This is, they are told, their last chance.

I have been hearing such admonitions for more than 30 years.

From 1978-84 I chaired the children's program committee of the Australian Broadcasting Tribunal when the children's advertising standards were first introduced. I soon learned the only way to get program reform supported, and introduce the Cclassification for children's programs, was to go easy on advertising.

Little seems to have changed. The advertising industry's reprieve this time is based on evidence from the Australian Communications and Media Authority, the current regulator, which has claimed it cannot identify a link between obesity and television advertising to children in its commissioned research. Ofcom, the media regulator in the UK, had no such problem in accepting as credible the research it commissioned and banned junk food advertising in and around children's television programs in 2007. 

The health industry and children's lobbyists who have fought tirelessly to protect the young from the welter of advertisements on youngsters' television promoting processed foods with high fat and sugar content, are understandably angry.
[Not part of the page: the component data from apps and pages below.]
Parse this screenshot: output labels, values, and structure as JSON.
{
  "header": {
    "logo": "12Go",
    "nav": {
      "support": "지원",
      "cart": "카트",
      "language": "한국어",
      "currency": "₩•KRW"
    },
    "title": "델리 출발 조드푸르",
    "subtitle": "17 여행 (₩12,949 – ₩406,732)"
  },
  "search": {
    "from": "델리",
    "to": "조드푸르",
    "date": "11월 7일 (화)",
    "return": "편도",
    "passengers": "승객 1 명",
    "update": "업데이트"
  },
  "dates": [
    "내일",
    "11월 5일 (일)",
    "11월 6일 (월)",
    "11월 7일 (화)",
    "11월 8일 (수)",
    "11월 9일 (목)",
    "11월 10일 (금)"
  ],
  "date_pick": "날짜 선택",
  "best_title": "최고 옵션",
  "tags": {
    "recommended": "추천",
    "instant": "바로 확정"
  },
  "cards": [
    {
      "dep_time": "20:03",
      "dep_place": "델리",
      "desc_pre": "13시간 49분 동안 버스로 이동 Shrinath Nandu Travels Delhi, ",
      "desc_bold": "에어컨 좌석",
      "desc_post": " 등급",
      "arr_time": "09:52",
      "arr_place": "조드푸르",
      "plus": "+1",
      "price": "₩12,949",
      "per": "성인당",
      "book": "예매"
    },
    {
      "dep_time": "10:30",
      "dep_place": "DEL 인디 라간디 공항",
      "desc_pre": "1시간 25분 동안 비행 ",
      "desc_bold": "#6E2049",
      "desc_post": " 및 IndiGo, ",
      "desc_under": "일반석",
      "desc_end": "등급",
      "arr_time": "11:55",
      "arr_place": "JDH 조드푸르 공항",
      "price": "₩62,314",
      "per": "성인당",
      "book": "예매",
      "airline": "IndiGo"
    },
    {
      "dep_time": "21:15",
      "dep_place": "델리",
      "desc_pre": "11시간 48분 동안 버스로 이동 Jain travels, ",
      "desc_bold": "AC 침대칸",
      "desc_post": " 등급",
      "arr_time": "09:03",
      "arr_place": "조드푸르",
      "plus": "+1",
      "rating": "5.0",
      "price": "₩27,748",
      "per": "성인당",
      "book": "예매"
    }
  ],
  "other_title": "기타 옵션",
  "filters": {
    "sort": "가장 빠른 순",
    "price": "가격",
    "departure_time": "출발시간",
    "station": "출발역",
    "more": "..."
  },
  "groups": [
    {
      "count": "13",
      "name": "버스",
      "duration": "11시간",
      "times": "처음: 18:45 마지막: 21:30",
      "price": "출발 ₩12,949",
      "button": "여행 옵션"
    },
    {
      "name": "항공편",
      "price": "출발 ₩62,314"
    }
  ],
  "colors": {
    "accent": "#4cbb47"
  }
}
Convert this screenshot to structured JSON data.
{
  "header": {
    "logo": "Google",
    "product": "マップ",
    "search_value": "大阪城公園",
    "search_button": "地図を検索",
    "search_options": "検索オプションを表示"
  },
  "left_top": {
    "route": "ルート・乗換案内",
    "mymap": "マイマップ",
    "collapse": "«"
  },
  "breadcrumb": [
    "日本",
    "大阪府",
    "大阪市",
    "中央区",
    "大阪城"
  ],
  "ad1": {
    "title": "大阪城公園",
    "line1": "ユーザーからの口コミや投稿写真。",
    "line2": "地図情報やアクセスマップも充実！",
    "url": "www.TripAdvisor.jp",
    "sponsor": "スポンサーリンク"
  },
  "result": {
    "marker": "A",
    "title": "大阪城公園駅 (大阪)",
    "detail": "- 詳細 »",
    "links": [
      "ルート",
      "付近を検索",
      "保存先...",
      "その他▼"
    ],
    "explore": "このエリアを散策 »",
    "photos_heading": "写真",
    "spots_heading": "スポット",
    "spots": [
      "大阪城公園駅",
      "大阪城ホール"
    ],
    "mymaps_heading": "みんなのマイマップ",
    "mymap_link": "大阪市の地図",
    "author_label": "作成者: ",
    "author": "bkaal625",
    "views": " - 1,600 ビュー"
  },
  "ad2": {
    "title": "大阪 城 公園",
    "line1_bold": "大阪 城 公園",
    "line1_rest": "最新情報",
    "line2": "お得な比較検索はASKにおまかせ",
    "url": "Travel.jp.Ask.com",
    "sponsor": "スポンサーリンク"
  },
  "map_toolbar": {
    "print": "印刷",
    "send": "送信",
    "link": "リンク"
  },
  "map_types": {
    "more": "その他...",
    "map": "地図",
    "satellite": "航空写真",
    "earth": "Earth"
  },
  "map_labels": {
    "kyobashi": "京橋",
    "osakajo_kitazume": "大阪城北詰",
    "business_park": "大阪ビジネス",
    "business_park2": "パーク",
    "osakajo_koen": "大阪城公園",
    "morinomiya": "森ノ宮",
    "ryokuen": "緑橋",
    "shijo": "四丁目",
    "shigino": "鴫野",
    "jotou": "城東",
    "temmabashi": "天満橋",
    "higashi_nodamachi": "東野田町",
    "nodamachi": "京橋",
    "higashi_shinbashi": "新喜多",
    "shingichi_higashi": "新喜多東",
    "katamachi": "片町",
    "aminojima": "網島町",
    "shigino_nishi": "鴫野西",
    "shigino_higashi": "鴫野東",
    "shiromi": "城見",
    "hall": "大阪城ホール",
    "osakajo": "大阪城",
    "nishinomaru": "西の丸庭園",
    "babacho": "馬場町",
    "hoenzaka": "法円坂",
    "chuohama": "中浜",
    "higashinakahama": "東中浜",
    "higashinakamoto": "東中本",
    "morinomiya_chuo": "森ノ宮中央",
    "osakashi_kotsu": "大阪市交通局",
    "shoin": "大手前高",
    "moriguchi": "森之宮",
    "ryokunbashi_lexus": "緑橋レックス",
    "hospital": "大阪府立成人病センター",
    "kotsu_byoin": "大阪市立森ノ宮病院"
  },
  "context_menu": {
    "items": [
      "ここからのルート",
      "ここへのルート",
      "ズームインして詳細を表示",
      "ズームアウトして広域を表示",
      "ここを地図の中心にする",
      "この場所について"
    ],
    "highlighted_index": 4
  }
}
But they do need to gather strength for a battle on a much broader front.

The current regulatory and self-regulatory policy for children's advertising was based on research conducted in the 1970s.

That concluded that children younger than 7-8 years lacked the cognitive ability to understand advertising's persuasive intent and could be enticed by people they admired -- hosts, celebrities, even cartoon characters -- to pester their parents to buy.

These standards have been gloriously unsuccessful over the past two decades as the commercialisation of children has become a multi-billion-dollar industry and many loopholes around the rules have been exploited.

Yet the big food and beverage advertisers, if they play it smart, will back off children's television and appear responsible because they know that is no longer where the biggest profits are.

It's the digital marketplace, not television, where marketers are honing their targeting skills and salivating over the bonanza that is coming their way.

The policy analysts at ACMA should look at the coming Journal of Adolescent Health in the US and the report on Interactive Food and Beverage Marketing: Targeting Adolescents in the Digital Age, by Kathryn Montgomery and Jeff Chester.

The article draws together findings from 180 studies in recent years and describes the digital marketing strategies being used to track cyber-teens, the 13-17 years group.

New studies find adolescents are using social networks, instant messenger, interactive games, mobile phones and virtual three-dimensional environments to develop their peer relationships and come to terms with the age-old teenage dilemmas of sexuality and identity.

New mobile marketing strategies using text messaging, electronic coupons, and video mobisodes, take advantage of young people's multi-tasking and constant connectivity through technology from broadband to instant messaging. Increasingly, mobile users will be receiving targeted electronic pitches, based on their personal profiles and actual street locations which they will have willingly supplied.

Well over half of all online teens are creating content for the web. Marketing strategies are being designed to tap into the pool of young creative talent eager to offer their services for free to produce commercial spots for food companies sponsoring contests which entrants submit on YouTube, ensuring they will be seen by thousands of viewers.

Google has introduced an algorithm that can predict which videos are about to go viral. The system then invites advertisers to target their ads specifically to those videos poised to become popular on YouTube.

After an uncertain beginning followed by the tech crash, the interactive world is meshing well with the advertising community and working out where money can be made.

Sound public policy is urgently needed to protect youth from increasingly invasive and manipulative marketing techniques which are certainly designed to influence their buying behaviour. Can anyone seriously believe there is no connection between advertising to young people and their obesity?

Dr Patricia Edgar is a sociologist, author, and media policy expert. Her latest book is The New Child: In search of smarter grown-ups